Work instructions =
Return only those lines of the listing that hold the word "this".

Entries shown =

....

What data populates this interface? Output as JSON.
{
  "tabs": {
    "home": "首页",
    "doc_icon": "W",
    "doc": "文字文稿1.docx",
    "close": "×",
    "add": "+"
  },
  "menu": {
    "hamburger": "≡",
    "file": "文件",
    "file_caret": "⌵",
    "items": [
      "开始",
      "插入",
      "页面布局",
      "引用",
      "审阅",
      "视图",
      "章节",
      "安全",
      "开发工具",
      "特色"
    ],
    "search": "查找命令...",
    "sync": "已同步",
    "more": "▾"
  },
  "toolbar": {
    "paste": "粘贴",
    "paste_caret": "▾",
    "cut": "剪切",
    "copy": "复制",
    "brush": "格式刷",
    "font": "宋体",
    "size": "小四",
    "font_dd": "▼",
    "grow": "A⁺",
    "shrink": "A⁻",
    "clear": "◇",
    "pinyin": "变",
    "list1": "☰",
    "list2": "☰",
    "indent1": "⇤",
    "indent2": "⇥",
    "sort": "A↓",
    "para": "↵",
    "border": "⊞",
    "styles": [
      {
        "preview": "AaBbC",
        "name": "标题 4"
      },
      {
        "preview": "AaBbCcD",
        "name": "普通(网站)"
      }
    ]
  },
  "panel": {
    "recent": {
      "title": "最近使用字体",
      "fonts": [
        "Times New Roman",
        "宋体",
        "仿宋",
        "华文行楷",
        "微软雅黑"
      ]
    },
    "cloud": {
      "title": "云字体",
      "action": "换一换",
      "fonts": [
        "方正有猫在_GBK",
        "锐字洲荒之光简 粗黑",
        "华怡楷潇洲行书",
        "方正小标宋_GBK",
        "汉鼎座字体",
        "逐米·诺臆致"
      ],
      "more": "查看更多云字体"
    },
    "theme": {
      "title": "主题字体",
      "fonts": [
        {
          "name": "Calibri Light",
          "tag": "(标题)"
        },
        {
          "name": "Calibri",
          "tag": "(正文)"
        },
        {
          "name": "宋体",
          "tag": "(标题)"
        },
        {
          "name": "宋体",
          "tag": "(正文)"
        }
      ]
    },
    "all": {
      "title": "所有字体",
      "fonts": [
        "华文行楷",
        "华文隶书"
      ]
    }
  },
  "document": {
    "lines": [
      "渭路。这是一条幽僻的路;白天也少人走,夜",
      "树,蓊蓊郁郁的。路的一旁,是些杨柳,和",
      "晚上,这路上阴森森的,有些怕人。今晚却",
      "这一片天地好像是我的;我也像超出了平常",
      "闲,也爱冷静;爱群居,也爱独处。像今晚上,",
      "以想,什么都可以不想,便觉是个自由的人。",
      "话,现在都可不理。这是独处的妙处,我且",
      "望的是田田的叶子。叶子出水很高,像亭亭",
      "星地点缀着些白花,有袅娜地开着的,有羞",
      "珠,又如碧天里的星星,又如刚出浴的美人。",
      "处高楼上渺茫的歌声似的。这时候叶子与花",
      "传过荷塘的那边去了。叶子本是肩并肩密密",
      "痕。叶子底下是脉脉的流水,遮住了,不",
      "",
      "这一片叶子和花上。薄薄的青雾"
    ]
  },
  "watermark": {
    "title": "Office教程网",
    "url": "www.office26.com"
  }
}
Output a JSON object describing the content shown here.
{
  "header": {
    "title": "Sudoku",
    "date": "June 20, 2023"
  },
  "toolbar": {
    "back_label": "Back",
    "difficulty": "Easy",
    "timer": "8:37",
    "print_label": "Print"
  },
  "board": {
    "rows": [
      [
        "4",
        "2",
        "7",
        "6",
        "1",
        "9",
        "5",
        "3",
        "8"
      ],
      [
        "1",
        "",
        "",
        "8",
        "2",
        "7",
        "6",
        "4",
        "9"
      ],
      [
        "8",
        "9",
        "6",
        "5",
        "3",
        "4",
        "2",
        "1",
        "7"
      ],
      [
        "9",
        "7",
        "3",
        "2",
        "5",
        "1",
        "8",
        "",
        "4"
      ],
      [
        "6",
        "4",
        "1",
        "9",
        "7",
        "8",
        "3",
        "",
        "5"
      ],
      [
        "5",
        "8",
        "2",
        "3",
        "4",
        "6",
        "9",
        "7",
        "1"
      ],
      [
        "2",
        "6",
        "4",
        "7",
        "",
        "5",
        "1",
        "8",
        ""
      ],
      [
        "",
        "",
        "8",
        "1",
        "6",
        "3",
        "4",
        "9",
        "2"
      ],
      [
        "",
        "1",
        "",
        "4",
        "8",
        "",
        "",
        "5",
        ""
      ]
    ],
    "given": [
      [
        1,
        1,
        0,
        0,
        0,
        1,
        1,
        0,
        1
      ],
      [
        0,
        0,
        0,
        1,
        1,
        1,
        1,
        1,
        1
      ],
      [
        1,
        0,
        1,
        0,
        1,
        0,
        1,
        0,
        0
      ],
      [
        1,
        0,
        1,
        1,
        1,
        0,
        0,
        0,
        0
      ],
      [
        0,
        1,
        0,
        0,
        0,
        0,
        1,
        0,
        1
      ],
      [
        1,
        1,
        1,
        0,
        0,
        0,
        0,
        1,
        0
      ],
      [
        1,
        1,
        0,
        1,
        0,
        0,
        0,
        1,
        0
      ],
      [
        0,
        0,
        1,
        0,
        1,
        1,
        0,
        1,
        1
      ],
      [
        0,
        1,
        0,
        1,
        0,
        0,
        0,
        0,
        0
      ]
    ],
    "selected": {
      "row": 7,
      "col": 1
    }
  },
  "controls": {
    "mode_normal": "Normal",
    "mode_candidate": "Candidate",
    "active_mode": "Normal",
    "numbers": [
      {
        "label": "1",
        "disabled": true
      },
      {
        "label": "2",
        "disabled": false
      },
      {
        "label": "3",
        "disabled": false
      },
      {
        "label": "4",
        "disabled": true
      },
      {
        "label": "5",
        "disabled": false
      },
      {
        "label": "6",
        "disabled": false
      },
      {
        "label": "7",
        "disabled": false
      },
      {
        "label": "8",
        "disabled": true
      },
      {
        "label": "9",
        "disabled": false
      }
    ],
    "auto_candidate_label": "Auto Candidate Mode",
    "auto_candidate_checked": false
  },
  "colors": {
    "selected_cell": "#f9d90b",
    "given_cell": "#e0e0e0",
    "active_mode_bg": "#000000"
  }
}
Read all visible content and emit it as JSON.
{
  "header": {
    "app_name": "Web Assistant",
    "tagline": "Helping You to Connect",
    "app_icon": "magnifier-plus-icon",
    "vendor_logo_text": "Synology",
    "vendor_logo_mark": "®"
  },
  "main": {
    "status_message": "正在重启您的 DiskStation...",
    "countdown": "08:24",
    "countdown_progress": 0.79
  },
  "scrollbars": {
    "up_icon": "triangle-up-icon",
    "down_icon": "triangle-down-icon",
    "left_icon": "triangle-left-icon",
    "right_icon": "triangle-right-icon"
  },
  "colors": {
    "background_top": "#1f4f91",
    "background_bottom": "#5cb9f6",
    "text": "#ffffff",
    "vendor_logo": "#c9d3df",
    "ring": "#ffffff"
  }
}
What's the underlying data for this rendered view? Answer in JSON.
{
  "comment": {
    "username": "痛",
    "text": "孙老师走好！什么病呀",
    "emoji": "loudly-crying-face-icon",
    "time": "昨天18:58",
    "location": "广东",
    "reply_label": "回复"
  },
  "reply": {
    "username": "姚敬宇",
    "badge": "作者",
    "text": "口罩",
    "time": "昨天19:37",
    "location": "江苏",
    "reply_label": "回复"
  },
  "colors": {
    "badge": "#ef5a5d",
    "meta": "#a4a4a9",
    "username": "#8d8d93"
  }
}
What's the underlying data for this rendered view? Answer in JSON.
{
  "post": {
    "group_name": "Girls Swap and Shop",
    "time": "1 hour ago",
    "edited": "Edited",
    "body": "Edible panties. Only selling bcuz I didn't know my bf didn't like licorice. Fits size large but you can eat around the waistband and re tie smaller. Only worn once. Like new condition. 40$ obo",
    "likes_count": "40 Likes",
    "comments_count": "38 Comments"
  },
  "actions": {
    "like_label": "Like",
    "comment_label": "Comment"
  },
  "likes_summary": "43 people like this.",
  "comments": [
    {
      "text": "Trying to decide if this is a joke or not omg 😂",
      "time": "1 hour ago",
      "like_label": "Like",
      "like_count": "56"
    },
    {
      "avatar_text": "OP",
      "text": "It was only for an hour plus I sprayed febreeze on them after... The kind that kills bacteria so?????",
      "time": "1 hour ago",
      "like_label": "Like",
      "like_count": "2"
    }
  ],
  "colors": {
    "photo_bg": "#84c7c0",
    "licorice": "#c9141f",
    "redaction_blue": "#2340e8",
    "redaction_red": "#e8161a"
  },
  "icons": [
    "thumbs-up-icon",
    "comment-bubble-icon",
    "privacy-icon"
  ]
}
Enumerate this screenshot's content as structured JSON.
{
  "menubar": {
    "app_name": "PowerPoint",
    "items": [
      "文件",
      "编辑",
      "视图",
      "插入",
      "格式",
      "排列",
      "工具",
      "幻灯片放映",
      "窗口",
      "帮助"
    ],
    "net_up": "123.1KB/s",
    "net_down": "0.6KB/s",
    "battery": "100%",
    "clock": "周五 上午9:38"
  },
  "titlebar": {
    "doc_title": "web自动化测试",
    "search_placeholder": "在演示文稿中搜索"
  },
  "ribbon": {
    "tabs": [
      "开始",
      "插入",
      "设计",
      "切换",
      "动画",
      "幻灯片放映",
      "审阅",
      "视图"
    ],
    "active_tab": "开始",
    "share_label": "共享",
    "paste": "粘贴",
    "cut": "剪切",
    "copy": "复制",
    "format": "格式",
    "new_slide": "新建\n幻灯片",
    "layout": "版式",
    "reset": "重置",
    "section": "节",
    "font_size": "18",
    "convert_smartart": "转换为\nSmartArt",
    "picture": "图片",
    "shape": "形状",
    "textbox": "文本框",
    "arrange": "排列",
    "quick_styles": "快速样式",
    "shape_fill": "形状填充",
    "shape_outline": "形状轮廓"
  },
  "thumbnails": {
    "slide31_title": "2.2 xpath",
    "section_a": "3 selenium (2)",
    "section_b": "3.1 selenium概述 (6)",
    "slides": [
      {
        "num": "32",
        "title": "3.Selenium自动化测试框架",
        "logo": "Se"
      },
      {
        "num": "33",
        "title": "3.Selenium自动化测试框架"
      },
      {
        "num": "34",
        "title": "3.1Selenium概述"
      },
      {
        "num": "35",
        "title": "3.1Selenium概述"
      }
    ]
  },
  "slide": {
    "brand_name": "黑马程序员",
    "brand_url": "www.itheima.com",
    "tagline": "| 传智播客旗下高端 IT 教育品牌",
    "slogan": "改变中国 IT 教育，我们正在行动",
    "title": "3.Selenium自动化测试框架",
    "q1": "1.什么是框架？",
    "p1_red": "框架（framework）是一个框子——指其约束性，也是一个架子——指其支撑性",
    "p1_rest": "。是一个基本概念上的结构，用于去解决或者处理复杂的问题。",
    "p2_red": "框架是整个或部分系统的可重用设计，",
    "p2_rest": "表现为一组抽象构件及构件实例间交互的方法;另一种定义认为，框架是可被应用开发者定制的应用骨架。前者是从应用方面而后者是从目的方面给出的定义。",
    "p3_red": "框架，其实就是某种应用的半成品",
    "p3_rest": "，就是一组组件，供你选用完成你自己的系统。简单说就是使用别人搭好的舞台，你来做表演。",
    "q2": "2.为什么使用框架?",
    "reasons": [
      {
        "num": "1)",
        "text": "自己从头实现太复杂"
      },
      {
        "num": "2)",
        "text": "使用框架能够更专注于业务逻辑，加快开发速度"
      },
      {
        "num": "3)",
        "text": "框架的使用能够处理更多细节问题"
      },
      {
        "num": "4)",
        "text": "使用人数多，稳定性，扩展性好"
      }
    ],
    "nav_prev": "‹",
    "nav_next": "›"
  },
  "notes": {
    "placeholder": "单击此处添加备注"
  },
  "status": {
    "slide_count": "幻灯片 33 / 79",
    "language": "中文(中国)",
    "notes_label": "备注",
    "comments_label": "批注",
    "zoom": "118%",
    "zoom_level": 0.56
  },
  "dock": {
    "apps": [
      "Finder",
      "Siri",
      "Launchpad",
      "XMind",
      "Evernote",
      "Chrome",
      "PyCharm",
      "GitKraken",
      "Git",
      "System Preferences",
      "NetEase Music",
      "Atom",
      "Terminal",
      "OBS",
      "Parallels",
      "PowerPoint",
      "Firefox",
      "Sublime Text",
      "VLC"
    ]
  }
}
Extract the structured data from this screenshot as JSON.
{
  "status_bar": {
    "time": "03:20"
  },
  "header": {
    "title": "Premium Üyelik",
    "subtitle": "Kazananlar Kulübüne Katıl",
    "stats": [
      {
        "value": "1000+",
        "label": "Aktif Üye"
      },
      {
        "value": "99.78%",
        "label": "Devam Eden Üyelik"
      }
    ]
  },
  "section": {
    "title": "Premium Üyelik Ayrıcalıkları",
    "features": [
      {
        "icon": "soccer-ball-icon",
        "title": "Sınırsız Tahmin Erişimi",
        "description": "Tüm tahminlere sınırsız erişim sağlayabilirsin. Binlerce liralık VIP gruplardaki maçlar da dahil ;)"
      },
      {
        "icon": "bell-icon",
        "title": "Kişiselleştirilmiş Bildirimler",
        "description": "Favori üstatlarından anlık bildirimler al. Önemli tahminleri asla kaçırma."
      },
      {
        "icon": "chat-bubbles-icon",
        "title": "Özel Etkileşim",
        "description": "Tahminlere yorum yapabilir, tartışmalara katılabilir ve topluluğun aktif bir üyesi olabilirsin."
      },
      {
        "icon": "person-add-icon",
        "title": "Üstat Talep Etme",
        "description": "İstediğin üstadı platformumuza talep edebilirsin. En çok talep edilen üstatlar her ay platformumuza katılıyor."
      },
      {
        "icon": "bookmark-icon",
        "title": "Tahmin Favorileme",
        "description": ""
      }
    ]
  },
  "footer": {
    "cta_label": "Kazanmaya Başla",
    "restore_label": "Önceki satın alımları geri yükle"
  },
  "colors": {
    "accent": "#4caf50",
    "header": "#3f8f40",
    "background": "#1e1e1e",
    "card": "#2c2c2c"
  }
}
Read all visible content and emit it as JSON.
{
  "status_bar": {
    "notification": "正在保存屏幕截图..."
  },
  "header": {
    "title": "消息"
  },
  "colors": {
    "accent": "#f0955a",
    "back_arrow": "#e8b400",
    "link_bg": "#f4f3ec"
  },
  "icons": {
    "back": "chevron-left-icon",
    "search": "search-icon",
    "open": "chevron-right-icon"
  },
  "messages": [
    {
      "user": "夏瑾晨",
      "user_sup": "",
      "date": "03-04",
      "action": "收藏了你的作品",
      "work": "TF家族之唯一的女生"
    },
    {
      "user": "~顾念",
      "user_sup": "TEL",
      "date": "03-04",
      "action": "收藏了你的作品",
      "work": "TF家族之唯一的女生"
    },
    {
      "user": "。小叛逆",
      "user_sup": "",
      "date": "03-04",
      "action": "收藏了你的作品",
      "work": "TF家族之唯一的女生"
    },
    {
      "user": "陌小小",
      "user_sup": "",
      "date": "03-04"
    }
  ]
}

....

Your solution =
What data populates this interface? Output as JSON.
What's the underlying data for this rendered view? Answer in JSON.
What's the underlying data for this rendered view? Answer in JSON.
  "likes_summary": "43 people like this.",
      "text": "Trying to decide if this is a joke or not omg 😂",
Enumerate this screenshot's content as structured JSON.
Extract the structured data from this screenshot as JSON.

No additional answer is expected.